The three biggest factors affecting collectible toys value are rarity, condition, and the presence of original packaging. This 1962 Imperial model from Asahi combine all three of them into a rare item, as well as a “very good” condition appraisal. Because of that it sold for a price of $17,500, including buyer’s fees, earlier this week.
Other collectibles cracking the auction’s top five included a 1956 Lincoln Continental Mark II two-door sedan from toymaker Marusan, complete with its original (but misprinted with a 1958 Lincoln) box, which sold for $7,500; a 1956 Ford Fairlane sedan from Marusan, missing its windshield but complete with well-worn original packaging, which sold for $6,875; a 1956 Pontiac Club de Mer concept model from Mitsuhashi, minus its box and showing average wear for its age, which sold for $6,000; and a 1950s Jet Rocket V-7 lithographed tin toy from Kokyu, missing its packaging and its rear stabilizers, which sold for $5,000.
For complete results from the Yoku Tanaka Toy Collection sale, visit Bonhams.com.
1949 Studebaker pickup truck
The engine is a 169.6-cubic-inch Champion L-head six, generating 80 horsepower.
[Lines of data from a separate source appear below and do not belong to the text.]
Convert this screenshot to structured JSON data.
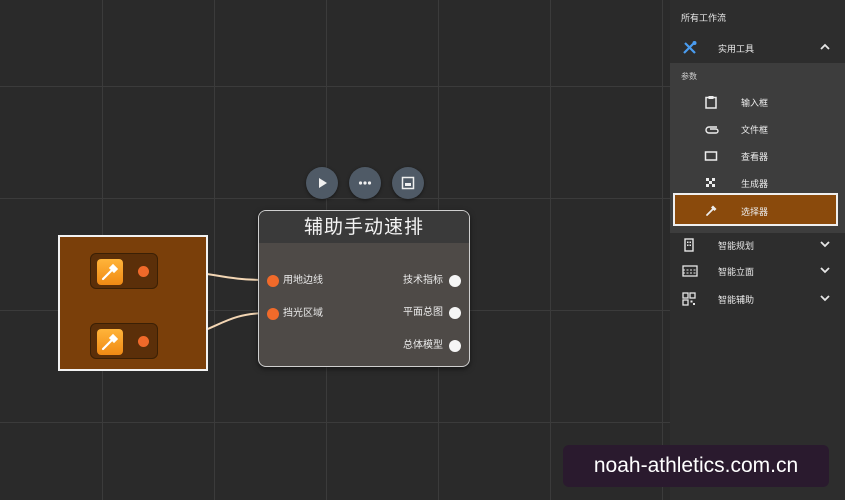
{
  "node": {
    "title": "辅助手动速排",
    "inputs": [
      "用地边线",
      "挡光区域"
    ],
    "outputs": [
      "技术指标",
      "平面总图",
      "总体模型"
    ]
  },
  "toolbar": {
    "icons": [
      "play-icon",
      "more-icon",
      "panel-icon"
    ]
  },
  "sidebar": {
    "title": "所有工作流",
    "expanded_category": {
      "label": "实用工具",
      "icon": "tools-icon"
    },
    "params_label": "参数",
    "items": [
      {
        "label": "输入框",
        "icon": "clipboard-icon"
      },
      {
        "label": "文件框",
        "icon": "paperclip-icon"
      },
      {
        "label": "查看器",
        "icon": "viewer-icon"
      },
      {
        "label": "生成器",
        "icon": "generator-icon"
      },
      {
        "label": "选择器",
        "icon": "eyedropper-icon",
        "selected": true
      }
    ],
    "categories": [
      {
        "label": "智能规划",
        "icon": "building-icon"
      },
      {
        "label": "智能立面",
        "icon": "facade-icon"
      },
      {
        "label": "智能辅助",
        "icon": "grid-icon"
      }
    ]
  },
  "watermark": "noah-athletics.com.cn",
  "colors": {
    "accent_orange": "#f06a2a",
    "selected_bg": "#8a4a0c",
    "group_bg": "#7a3f0a",
    "canvas_bg": "#2a2a2a"
  }
}
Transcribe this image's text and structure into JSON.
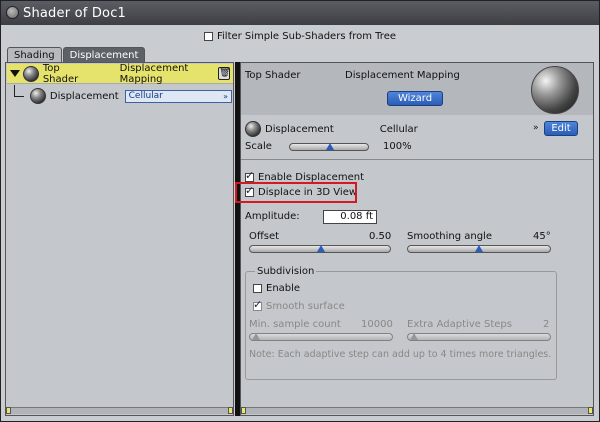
{
  "window": {
    "title": "Shader of Doc1"
  },
  "filter": {
    "label": "Filter Simple Sub-Shaders from Tree",
    "checked": false
  },
  "tabs": [
    {
      "label": "Shading",
      "active": false
    },
    {
      "label": "Displacement",
      "active": true
    }
  ],
  "tree": {
    "top": {
      "label": "Top Shader",
      "type": "Displacement Mapping"
    },
    "child": {
      "label": "Displacement",
      "value": "Cellular"
    }
  },
  "panel": {
    "header_left": "Top Shader",
    "header_right": "Displacement Mapping",
    "wizard_label": "Wizard",
    "shader_label": "Displacement",
    "shader_value": "Cellular",
    "edit_label": "Edit",
    "scale_label": "Scale",
    "scale_value": "100%",
    "enable_displacement": "Enable Displacement",
    "displace_3d": "Displace in 3D View",
    "amplitude_label": "Amplitude:",
    "amplitude_value": "0.08 ft",
    "offset_label": "Offset",
    "offset_value": "0.50",
    "smoothing_label": "Smoothing angle",
    "smoothing_value": "45°",
    "subdivision_title": "Subdivision",
    "enable_label": "Enable",
    "smooth_surface": "Smooth surface",
    "min_sample_label": "Min. sample count",
    "min_sample_value": "10000",
    "adaptive_label": "Extra Adaptive Steps",
    "adaptive_value": "2",
    "note": "Note: Each adaptive step can add up to 4 times more triangles."
  },
  "icons": {
    "menu": "chevron-down-icon",
    "trash": "trash-icon"
  },
  "colors": {
    "selection": "#e6e36c",
    "accent_blue": "#2b5db8",
    "highlight_red": "#d41920"
  }
}
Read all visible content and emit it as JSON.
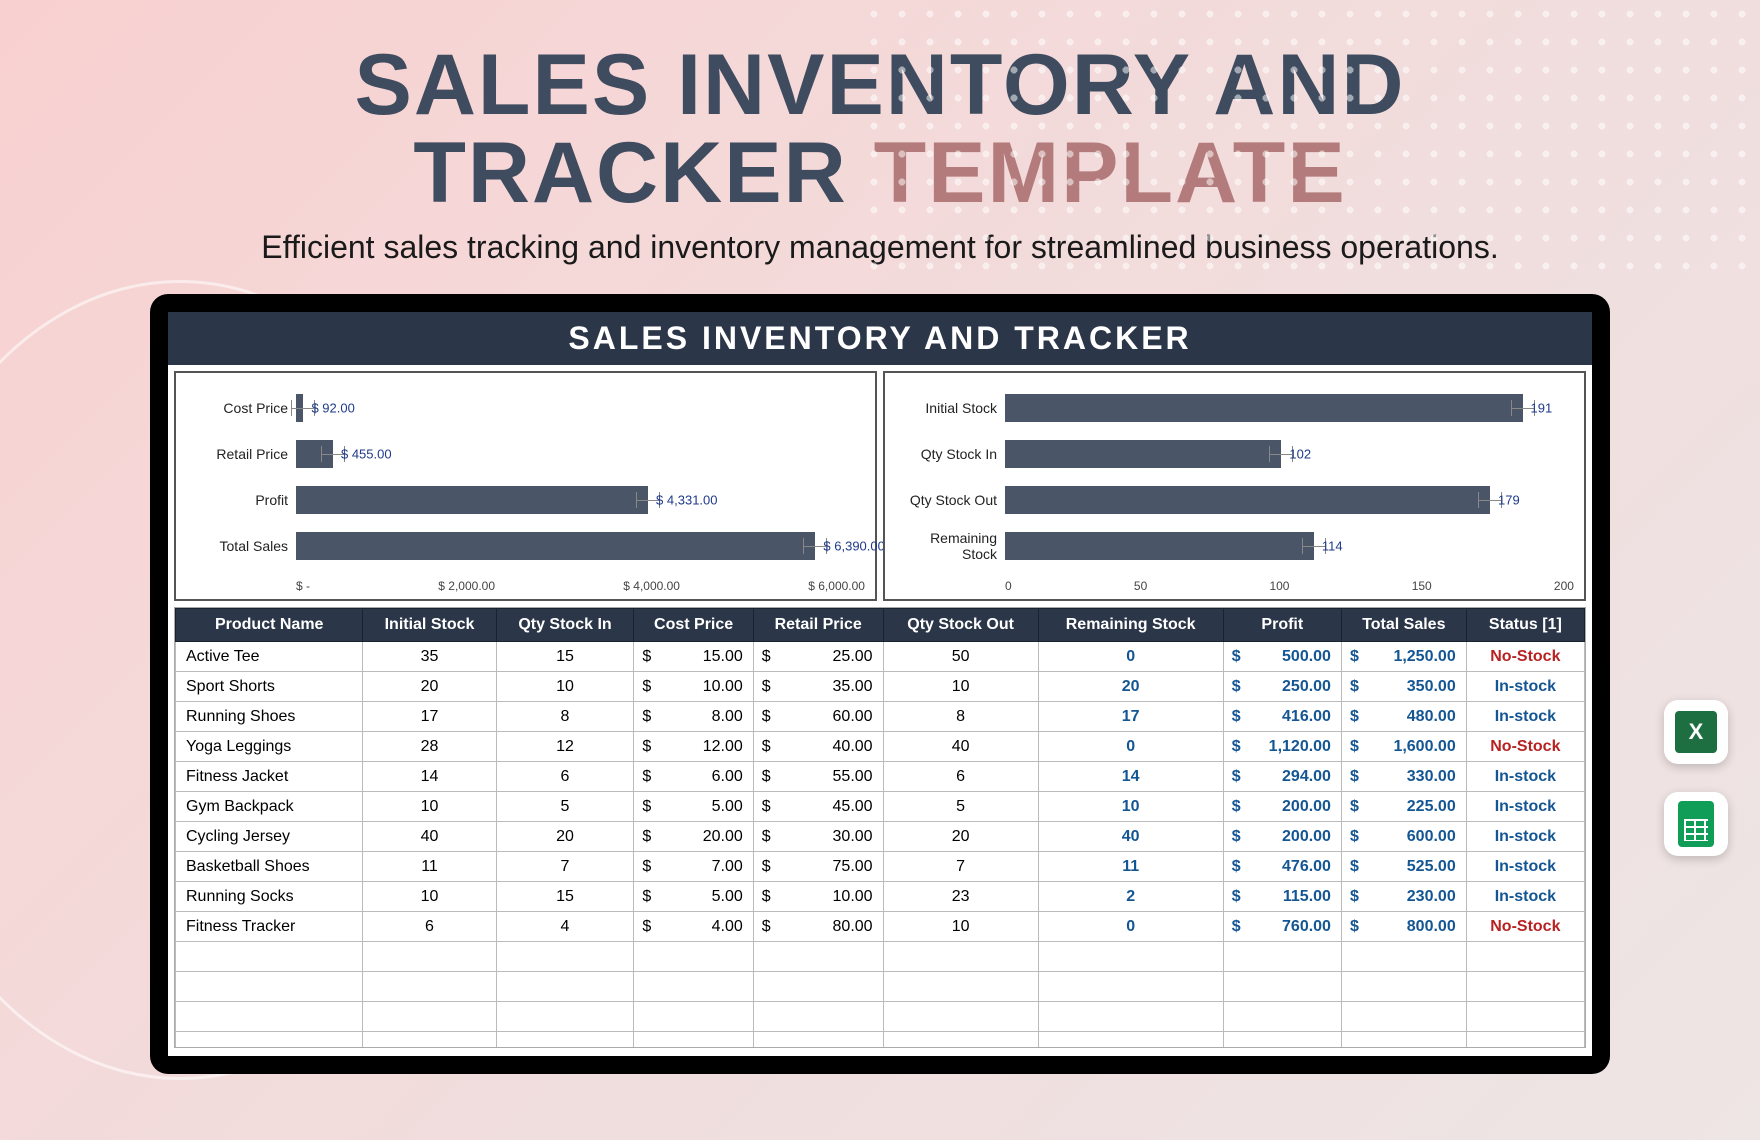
{
  "header": {
    "title_line1": "SALES INVENTORY AND",
    "title_line2_a": "TRACKER ",
    "title_line2_b": "TEMPLATE",
    "subtitle": "Efficient sales tracking and inventory management for streamlined business operations."
  },
  "banner": "SALES INVENTORY AND TRACKER",
  "chart_data": [
    {
      "type": "bar",
      "orientation": "horizontal",
      "categories": [
        "Cost Price",
        "Retail Price",
        "Profit",
        "Total Sales"
      ],
      "values": [
        92.0,
        455.0,
        4331.0,
        6390.0
      ],
      "value_labels": [
        "$ 92.00",
        "$ 455.00",
        "$ 4,331.00",
        "$ 6,390.00"
      ],
      "xlabel": "",
      "xlim": [
        0,
        7000
      ],
      "xticks": [
        "$ -",
        "$ 2,000.00",
        "$ 4,000.00",
        "$ 6,000.00"
      ]
    },
    {
      "type": "bar",
      "orientation": "horizontal",
      "categories": [
        "Initial Stock",
        "Qty Stock In",
        "Qty Stock Out",
        "Remaining Stock"
      ],
      "values": [
        191,
        102,
        179,
        114
      ],
      "value_labels": [
        "191",
        "102",
        "179",
        "114"
      ],
      "xlabel": "",
      "xlim": [
        0,
        210
      ],
      "xticks": [
        "0",
        "50",
        "100",
        "150",
        "200"
      ]
    }
  ],
  "table": {
    "headers": [
      "Product Name",
      "Initial Stock",
      "Qty Stock In",
      "Cost Price",
      "Retail Price",
      "Qty Stock Out",
      "Remaining Stock",
      "Profit",
      "Total Sales",
      "Status [1]"
    ],
    "rows": [
      {
        "name": "Active Tee",
        "initial": 35,
        "in": 15,
        "cost": "15.00",
        "retail": "25.00",
        "out": 50,
        "remain": 0,
        "profit": "500.00",
        "sales": "1,250.00",
        "status": "No-Stock"
      },
      {
        "name": "Sport Shorts",
        "initial": 20,
        "in": 10,
        "cost": "10.00",
        "retail": "35.00",
        "out": 10,
        "remain": 20,
        "profit": "250.00",
        "sales": "350.00",
        "status": "In-stock"
      },
      {
        "name": "Running Shoes",
        "initial": 17,
        "in": 8,
        "cost": "8.00",
        "retail": "60.00",
        "out": 8,
        "remain": 17,
        "profit": "416.00",
        "sales": "480.00",
        "status": "In-stock"
      },
      {
        "name": "Yoga Leggings",
        "initial": 28,
        "in": 12,
        "cost": "12.00",
        "retail": "40.00",
        "out": 40,
        "remain": 0,
        "profit": "1,120.00",
        "sales": "1,600.00",
        "status": "No-Stock"
      },
      {
        "name": "Fitness Jacket",
        "initial": 14,
        "in": 6,
        "cost": "6.00",
        "retail": "55.00",
        "out": 6,
        "remain": 14,
        "profit": "294.00",
        "sales": "330.00",
        "status": "In-stock"
      },
      {
        "name": "Gym Backpack",
        "initial": 10,
        "in": 5,
        "cost": "5.00",
        "retail": "45.00",
        "out": 5,
        "remain": 10,
        "profit": "200.00",
        "sales": "225.00",
        "status": "In-stock"
      },
      {
        "name": "Cycling Jersey",
        "initial": 40,
        "in": 20,
        "cost": "20.00",
        "retail": "30.00",
        "out": 20,
        "remain": 40,
        "profit": "200.00",
        "sales": "600.00",
        "status": "In-stock"
      },
      {
        "name": "Basketball Shoes",
        "initial": 11,
        "in": 7,
        "cost": "7.00",
        "retail": "75.00",
        "out": 7,
        "remain": 11,
        "profit": "476.00",
        "sales": "525.00",
        "status": "In-stock"
      },
      {
        "name": "Running Socks",
        "initial": 10,
        "in": 15,
        "cost": "5.00",
        "retail": "10.00",
        "out": 23,
        "remain": 2,
        "profit": "115.00",
        "sales": "230.00",
        "status": "In-stock"
      },
      {
        "name": "Fitness Tracker",
        "initial": 6,
        "in": 4,
        "cost": "4.00",
        "retail": "80.00",
        "out": 10,
        "remain": 0,
        "profit": "760.00",
        "sales": "800.00",
        "status": "No-Stock"
      }
    ]
  },
  "icons": {
    "excel": "excel-icon",
    "sheets": "google-sheets-icon"
  }
}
When coupled with the standard three-speed transmission and 4.82 rear, it could deliver in excess of 22 mpg at a 40-mph average. Seen on Reddington Road in Tucson, AZ
Morgan Aero Coupe, sporting a BMW-sourced 4.8-litre V8, with 367 bhp to play with. 62 mph in just 4.5 seconds. It’ll top 170 mph if you’re feeling brave. Power figures are one thing, but the noise it produces is frankly astounding.
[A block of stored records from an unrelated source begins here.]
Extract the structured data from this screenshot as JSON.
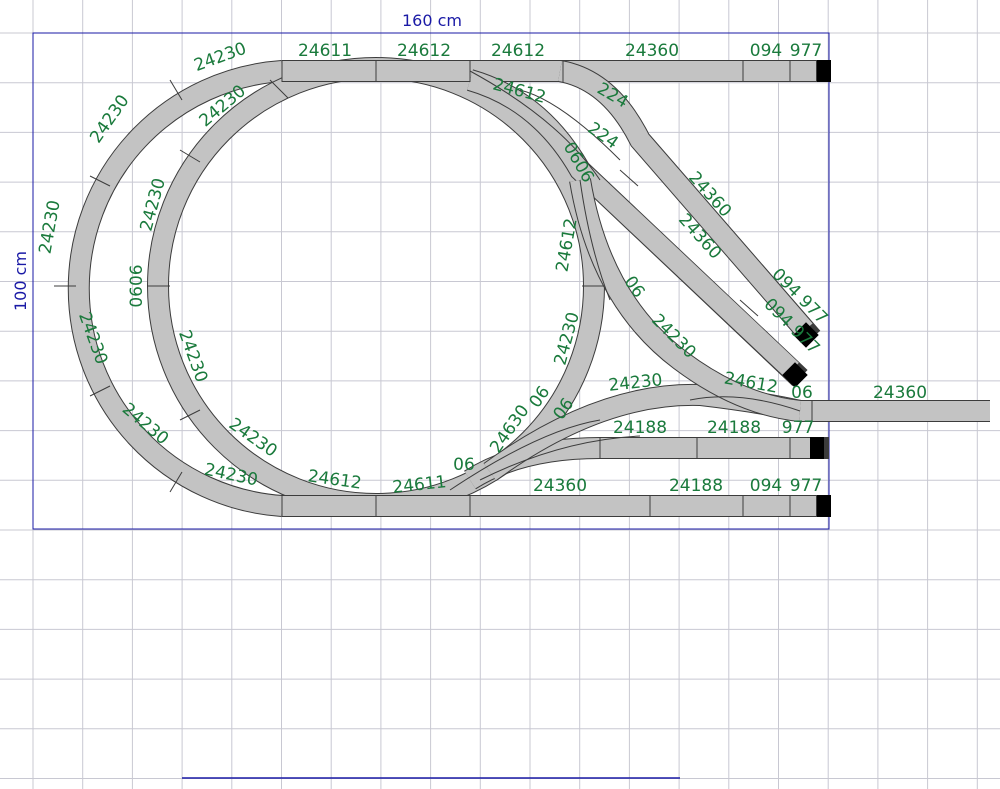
{
  "layout": {
    "dimensions": {
      "width": "160 cm",
      "height": "100 cm"
    },
    "track_labels": [
      "24611",
      "24612",
      "24612",
      "24360",
      "094",
      "977",
      "24230",
      "24230",
      "24230",
      "24230",
      "24230",
      "0606",
      "24230",
      "24230",
      "24230",
      "24230",
      "24230",
      "24612",
      "24611",
      "06",
      "24630",
      "06",
      "06",
      "24230",
      "24612",
      "06",
      "24360",
      "24188",
      "24188",
      "977",
      "24360",
      "24188",
      "094",
      "977",
      "24612",
      "224",
      "224",
      "0606",
      "24612",
      "24360",
      "24360",
      "094 977",
      "094 977",
      "06",
      "24230",
      "24230",
      "24230"
    ]
  },
  "colors": {
    "track_bed": "#c3c3c3",
    "track_edge": "#3c3c3c",
    "label": "#1a7a3c",
    "board_outline": "#1a1aa6",
    "grid": "#c8c8d2"
  }
}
100 years old today! The Lincoln Highway was the first transcontinental improved highway for automobiles across the United States of America. Conceived in 1912 by Indiana entrepreneur Carl G. Fisher (who started a race track that became Indianapolis Motor Speedway) and formally dedicated October 31, 1913, the Lincoln Highway spanned coast-to-coast from Times Square in New York City to Lincoln Park in San Francisco.